---------- PROVIDED INFORMATION ----------
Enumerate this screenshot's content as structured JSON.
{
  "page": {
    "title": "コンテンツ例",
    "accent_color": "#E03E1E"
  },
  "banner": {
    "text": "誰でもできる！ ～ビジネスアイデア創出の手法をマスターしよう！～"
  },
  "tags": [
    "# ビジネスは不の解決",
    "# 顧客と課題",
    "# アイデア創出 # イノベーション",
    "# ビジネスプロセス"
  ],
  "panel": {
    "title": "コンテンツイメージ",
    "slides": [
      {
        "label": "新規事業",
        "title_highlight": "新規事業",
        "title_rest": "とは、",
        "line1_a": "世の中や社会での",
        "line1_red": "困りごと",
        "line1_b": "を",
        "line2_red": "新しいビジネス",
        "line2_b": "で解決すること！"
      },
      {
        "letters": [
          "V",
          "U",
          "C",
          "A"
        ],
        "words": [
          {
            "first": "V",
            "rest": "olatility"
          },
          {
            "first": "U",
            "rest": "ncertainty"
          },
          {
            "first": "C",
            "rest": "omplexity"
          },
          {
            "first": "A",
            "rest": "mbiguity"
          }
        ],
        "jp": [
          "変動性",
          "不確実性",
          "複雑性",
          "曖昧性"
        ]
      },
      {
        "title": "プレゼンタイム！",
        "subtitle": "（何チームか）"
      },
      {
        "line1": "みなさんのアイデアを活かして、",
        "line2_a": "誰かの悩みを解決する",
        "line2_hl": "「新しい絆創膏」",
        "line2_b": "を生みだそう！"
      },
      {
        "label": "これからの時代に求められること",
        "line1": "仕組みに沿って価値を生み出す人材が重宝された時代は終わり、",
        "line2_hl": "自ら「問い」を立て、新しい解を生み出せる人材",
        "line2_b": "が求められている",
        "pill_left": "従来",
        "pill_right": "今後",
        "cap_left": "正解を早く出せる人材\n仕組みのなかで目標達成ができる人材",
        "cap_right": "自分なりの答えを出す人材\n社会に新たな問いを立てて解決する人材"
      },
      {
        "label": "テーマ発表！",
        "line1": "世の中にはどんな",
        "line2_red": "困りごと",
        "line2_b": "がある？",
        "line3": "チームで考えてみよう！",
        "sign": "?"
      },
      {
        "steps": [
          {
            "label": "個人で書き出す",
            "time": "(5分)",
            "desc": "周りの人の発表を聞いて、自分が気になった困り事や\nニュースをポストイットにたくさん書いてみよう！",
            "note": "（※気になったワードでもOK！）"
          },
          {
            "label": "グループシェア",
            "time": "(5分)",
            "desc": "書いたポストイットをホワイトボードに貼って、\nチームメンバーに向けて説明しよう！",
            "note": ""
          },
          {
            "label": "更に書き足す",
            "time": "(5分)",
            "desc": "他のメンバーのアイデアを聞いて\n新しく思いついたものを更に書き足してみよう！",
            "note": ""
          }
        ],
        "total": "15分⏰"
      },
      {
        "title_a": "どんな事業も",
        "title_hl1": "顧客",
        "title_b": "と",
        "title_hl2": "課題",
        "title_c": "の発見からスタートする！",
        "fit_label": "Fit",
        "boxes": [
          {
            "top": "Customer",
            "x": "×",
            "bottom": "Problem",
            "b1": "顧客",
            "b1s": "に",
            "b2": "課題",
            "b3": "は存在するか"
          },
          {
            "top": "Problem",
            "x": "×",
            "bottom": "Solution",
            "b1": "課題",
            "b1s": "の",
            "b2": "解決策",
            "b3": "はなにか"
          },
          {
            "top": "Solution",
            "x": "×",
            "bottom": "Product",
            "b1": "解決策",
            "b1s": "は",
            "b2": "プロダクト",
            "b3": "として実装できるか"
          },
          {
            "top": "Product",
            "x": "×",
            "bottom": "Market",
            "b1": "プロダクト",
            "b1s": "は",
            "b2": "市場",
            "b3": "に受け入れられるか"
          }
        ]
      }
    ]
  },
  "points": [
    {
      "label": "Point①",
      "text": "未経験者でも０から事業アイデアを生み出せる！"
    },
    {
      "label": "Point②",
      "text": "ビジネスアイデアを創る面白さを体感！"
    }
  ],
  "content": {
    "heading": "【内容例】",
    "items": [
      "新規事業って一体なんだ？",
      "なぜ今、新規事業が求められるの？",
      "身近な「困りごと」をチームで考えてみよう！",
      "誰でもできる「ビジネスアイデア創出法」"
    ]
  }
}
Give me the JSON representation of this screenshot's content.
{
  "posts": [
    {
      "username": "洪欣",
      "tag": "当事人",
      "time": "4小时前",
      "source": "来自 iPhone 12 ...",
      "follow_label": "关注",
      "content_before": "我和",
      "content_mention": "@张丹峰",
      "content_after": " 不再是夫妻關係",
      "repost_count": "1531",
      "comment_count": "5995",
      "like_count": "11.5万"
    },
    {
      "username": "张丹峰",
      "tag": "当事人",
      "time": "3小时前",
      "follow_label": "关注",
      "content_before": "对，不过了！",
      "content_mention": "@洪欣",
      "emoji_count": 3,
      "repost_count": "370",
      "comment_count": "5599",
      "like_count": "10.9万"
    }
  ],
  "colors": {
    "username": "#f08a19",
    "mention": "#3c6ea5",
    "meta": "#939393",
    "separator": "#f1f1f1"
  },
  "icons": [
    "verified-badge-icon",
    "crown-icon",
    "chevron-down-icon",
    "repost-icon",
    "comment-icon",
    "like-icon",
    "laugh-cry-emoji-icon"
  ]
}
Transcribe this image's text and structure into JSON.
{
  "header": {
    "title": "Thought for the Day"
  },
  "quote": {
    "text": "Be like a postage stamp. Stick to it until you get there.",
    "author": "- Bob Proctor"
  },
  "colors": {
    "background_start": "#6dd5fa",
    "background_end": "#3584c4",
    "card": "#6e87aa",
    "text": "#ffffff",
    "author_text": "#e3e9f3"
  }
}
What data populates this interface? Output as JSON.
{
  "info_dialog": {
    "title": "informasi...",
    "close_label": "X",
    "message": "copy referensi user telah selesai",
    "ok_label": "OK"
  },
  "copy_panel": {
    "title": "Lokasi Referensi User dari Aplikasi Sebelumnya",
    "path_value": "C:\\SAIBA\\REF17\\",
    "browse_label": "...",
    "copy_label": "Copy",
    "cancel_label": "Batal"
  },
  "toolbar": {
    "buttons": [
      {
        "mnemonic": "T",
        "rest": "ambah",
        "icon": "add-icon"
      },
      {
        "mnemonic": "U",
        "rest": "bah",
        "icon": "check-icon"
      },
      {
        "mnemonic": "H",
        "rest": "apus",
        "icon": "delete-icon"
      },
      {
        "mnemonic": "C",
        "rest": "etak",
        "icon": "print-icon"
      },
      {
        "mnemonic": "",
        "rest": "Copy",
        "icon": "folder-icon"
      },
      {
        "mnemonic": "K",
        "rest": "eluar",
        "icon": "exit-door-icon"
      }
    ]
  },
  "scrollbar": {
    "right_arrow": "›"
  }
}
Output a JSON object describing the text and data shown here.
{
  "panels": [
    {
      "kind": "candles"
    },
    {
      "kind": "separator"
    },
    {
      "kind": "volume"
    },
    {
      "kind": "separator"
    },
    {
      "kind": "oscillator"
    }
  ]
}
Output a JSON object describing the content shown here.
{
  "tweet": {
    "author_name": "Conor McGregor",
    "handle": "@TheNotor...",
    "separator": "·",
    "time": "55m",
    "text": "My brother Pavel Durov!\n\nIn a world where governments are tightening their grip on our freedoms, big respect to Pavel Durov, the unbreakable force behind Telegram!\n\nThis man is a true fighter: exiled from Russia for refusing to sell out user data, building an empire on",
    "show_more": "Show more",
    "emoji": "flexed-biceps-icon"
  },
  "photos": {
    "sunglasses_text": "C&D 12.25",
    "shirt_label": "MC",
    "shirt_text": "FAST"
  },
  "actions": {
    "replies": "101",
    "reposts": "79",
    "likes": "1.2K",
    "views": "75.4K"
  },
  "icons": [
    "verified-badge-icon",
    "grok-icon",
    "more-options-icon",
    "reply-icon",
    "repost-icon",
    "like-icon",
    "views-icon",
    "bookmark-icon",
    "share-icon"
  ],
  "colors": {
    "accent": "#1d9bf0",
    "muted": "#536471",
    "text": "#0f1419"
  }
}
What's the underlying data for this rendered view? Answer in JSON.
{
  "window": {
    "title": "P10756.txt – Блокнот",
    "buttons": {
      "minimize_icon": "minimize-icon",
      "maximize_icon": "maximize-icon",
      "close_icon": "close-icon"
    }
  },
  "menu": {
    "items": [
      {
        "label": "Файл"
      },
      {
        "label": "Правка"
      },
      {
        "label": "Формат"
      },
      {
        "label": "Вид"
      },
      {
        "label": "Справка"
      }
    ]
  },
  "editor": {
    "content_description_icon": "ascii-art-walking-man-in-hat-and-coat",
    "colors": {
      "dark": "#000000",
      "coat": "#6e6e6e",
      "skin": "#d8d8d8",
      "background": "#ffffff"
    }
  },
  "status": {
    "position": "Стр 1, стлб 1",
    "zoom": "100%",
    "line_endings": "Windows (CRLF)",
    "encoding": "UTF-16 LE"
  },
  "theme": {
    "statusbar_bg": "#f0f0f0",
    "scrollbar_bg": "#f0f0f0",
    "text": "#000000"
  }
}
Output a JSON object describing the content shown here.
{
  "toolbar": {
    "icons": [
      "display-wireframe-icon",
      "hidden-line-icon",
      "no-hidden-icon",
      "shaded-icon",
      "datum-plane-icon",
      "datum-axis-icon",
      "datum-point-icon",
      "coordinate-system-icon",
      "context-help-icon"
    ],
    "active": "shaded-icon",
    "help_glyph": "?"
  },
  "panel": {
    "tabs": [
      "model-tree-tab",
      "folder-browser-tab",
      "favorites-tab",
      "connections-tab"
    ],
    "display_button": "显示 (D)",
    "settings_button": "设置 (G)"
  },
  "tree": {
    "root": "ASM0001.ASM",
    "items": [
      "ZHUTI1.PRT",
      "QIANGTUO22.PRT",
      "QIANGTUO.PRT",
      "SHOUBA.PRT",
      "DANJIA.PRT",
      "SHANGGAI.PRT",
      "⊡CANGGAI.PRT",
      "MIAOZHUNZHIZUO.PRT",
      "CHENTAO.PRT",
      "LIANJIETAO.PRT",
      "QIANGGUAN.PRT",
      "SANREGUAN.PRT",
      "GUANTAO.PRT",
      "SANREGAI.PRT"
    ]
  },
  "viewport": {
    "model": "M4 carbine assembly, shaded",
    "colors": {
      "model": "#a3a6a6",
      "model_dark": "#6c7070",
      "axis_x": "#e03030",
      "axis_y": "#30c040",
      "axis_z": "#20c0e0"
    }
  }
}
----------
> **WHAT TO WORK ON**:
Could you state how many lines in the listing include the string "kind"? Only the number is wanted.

> **TASK OUTPUT**:
5